1995 年 54 巻 2 号 p. 208-215
We analyzed the results of Schellong tests of 192 patients seen in our out-patient clinic for complaints of dizziness or vertigo.
The dizzy patients of indeterminate etiology had a significantly higher incidence of positive Schellong tests than did healthy controls.
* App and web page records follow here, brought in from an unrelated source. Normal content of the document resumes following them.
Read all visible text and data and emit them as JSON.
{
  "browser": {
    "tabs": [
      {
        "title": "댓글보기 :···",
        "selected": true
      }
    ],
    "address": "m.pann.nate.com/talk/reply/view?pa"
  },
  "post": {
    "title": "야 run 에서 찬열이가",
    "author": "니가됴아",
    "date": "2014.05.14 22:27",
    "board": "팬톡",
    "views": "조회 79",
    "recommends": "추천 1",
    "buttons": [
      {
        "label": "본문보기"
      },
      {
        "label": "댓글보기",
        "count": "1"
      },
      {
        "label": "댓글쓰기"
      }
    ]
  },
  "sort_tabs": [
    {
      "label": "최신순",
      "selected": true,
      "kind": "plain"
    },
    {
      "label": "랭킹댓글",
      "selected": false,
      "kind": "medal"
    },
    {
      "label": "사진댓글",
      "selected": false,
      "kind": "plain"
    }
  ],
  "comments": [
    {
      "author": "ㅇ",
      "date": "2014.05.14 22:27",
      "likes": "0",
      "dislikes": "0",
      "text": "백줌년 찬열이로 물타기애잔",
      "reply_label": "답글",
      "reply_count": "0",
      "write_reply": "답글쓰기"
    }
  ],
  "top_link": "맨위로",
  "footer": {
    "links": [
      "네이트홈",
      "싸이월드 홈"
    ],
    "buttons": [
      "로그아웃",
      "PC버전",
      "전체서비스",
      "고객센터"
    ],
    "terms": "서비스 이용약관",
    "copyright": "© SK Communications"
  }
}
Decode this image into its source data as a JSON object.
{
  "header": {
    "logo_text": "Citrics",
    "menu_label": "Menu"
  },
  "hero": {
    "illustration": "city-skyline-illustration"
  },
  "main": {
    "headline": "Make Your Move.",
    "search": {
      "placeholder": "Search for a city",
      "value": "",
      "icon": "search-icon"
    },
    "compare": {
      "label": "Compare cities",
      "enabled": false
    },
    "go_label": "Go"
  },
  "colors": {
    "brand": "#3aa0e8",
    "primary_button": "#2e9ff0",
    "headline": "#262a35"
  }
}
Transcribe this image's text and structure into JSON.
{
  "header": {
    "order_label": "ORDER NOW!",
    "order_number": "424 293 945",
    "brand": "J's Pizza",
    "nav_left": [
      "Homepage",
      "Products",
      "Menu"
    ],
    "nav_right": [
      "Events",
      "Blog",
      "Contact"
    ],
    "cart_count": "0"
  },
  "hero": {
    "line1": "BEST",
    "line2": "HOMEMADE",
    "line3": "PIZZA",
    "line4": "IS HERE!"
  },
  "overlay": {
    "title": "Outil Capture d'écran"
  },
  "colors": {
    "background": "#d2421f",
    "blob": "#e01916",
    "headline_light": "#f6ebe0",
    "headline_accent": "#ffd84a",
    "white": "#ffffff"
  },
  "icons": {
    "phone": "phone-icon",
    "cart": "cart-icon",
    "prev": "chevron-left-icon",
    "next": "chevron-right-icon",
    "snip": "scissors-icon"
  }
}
In contrast, patients with peripheral vestibular disorder had only a slightly higher incidence of positive tests than did normal subjects.
These results suggest the following: 1) a substantial number of patients with orthostatic dysregulation or hypotension may be included in the group of patients with diz-ziness of indeterminate etiology; 2) since peripheral vestibular dysfunction generally causes intermittent symptoms, patients with this disorder tend to be asymptomatic or to have an entirely normal physical examination during their visits to the clinic, and test results similar to those of normal healthy individuals; 3) the main drawback of the Schellong test in clinical practice is that a number of healthy subjects show positive results (the false-positive rate was estimated from our previous data to be about 30% in normal subjects). This relatively poor specificity may prevent the obtaining of clear-cut data from the test results.